SHOWING THE WORLD What really goes on in Burma.
Anders Østergaard's Burma VJ: Reporting From a Closed Country is paced and edited with the keen, polished urgency of a thriller — there are frantic, confused phone conversations, along with gloomy music and a healthy amount of ominous foreshadowing — but most of its footage is shaky, off-center, and drastically pixelated, even when viewed on a television.
The crude cinematography comes courtesy of the Democratic Voice of Burma, a "station in exile" comprised of about 30 "video journalists" who covertly (often through holes in their backpacks or by concealing cameras under their armpits) shoot news stories in the closed-off, military junta-controlled nation. (Foreign journalists are largely banned from the country.) Their stories are intended both for the international community ("I feel the world is forgetting about us," one VJ says) and the people of Burma, who can only watch the stories after they are smuggled or sent through the Internet to DVB headquarters in Oslo, Norway, and beamed back to Burma via satellite. In the fall of 2007, the DVB made international headlines by capturing the first major popular uprising in Burma since 1988.

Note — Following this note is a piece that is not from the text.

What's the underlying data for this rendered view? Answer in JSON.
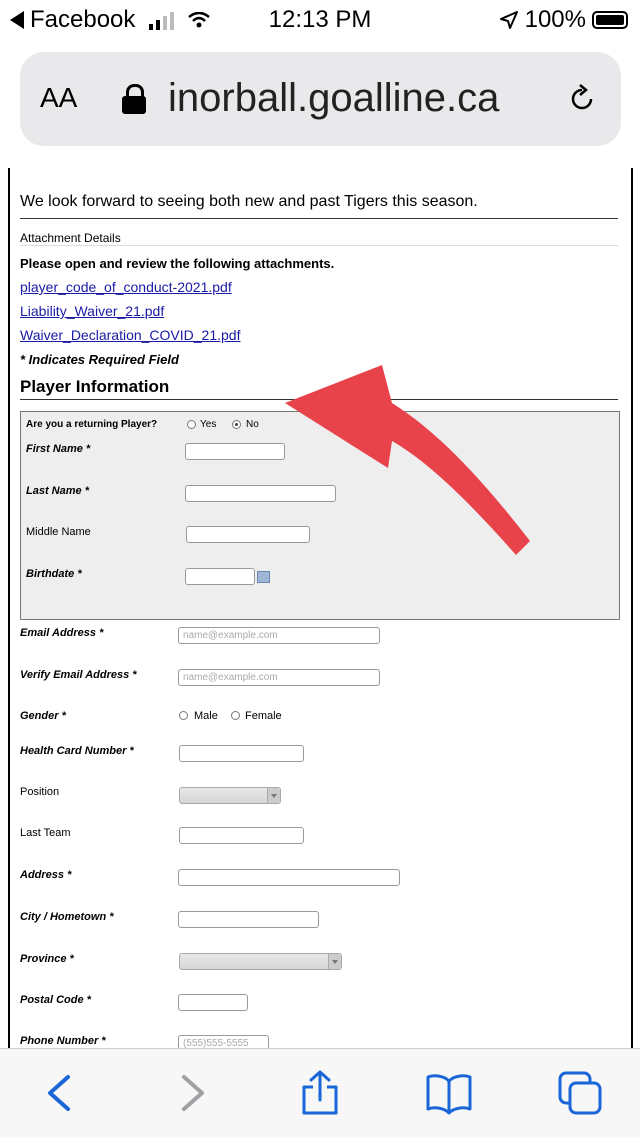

Burma VJ is narrated by "Joshua" (many names and faces in the film are concealed, to protect the journalists' identities), a DVB journalist who captured the first hints of popular discontent, after the Burmese government doubled gas prices throughout the country, without warning, on August 15, 2007. Joshua was detained by secret police when he was caught filming a small protest, and the DVB advised him to find safe haven in Thailand. There, he worked as the demonstrations swelled into a mass movement, communicating over the phone and the Internet with other journalists and Burmese monks, who colluded with the DVB to ensure the events were noticed by the international community. (The monks, Joshua says, are the "only force in Burma who can scare the military.")
Crucially, Østergaard uses Joshua's exile as a framing device; his phone and Internet conversations with the monks and other journalists are staged as dramatic reenactments, which allows Burma VJ's narrative to be told as it happened. The VJ footage, undeniably powerful by any standard, becomes extraordinarily gripping in this context; it's both inspiring (seemingly every window and rooftop in Rangoon is packed with supporters cheering on the many thousands of protesters) and harrowing (when the government cracks down on the uprising, as was expected, the impact is uniquely devastating).

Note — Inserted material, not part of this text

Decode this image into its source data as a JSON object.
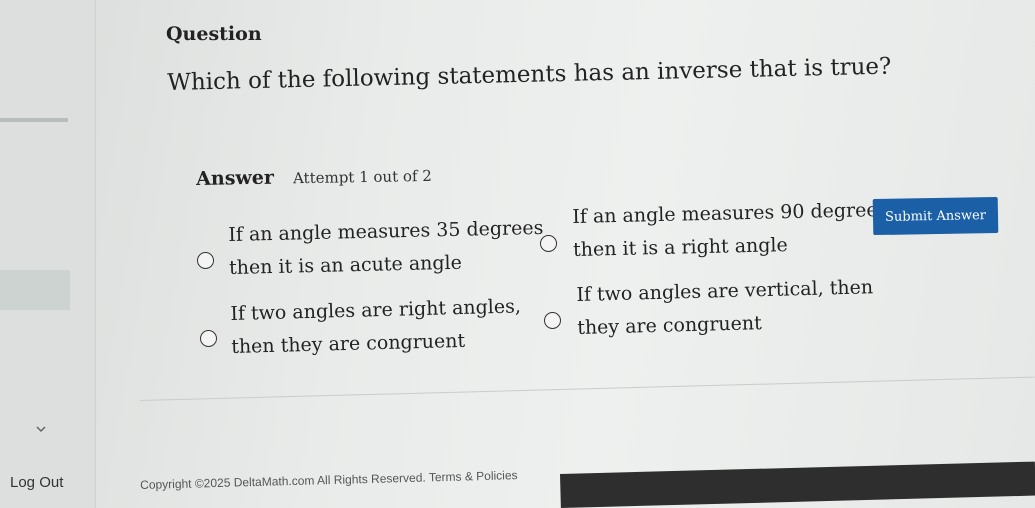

Joshua's heroic action-in-exile is also a deft nod to the power of citizen journalism in the Internet era, but as necessary as Østergaard's conduit is, Joshua's isolation occasionally dulls the impact of the DVB's remarkable footage. You can sense some of the thematic import of watching the rallies in Burma from the perspective of someone outside of the country — Burma's rulers have ensured the country is detached from the world at large — but the greatest success of Burma VJ is that its video footage, however jittery and consumer-grade, is completely absorbing. That Østergaard jolts us out of that sense of wonder and urgency from time to time is a minor shame, but his film is still essential viewing, one of the most taut and likely the most important documentary of the year.
Christopher Gray can be reached at email@example.com.
BURMA VJ: REPORTING FROM A CLOSED COUNTRY |directed by Anders Østergaard | produced by Lise Lense-Moller | released by Oscilloscope Laboratories and HBO Documentary Films | 85 minutes | screens at SPACE Gallery June 24-25 at 7:30 pm, followed by Q&A with Burmese monks | $7 | space538.org